[Excerpts from an interface dataset]
* * * *

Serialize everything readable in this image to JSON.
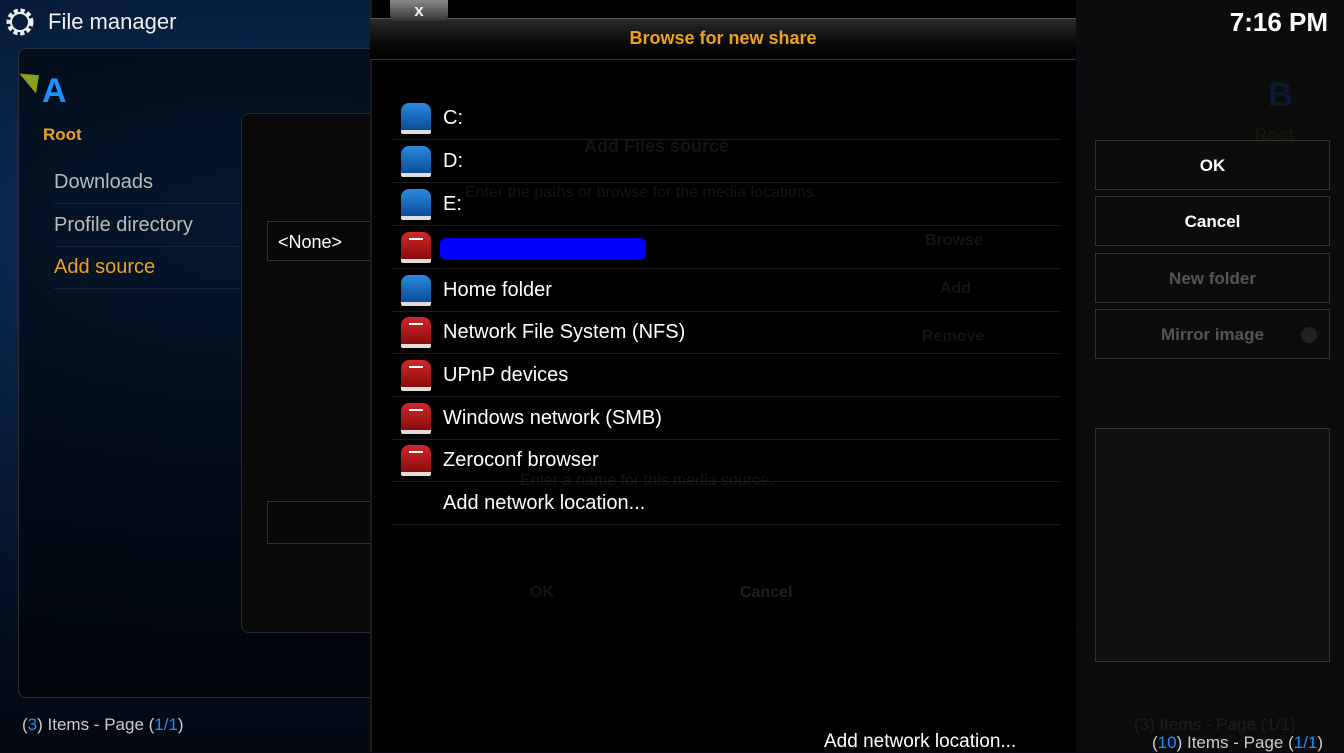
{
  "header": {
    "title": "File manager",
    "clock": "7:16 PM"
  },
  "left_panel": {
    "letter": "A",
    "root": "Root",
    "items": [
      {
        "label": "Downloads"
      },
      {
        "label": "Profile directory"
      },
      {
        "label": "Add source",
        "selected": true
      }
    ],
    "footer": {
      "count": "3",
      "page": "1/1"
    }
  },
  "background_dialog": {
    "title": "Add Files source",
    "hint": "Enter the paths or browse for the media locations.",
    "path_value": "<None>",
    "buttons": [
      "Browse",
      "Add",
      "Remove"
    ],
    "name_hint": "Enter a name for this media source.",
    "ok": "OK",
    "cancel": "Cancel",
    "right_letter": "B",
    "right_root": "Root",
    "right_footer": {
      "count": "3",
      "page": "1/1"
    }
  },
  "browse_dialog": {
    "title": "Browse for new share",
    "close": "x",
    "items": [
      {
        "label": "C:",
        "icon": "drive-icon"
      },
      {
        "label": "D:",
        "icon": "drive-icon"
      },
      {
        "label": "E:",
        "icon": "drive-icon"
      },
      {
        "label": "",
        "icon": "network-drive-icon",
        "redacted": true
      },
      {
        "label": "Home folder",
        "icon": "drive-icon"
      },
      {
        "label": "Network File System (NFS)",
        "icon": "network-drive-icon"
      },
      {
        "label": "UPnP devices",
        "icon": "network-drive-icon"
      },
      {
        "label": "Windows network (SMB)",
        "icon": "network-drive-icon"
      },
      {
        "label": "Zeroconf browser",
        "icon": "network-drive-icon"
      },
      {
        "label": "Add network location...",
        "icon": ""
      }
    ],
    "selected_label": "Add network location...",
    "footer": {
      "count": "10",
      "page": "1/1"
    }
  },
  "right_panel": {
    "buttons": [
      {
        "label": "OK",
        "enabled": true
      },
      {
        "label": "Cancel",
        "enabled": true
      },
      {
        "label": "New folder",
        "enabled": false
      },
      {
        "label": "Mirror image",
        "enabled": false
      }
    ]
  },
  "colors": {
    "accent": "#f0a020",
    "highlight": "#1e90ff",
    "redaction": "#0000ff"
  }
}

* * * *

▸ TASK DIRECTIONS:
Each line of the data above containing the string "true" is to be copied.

▸ SOLUTION TO THIS PROBLEM:
        "selected": true
        "redacted": true
        "enabled": true
        "enabled": true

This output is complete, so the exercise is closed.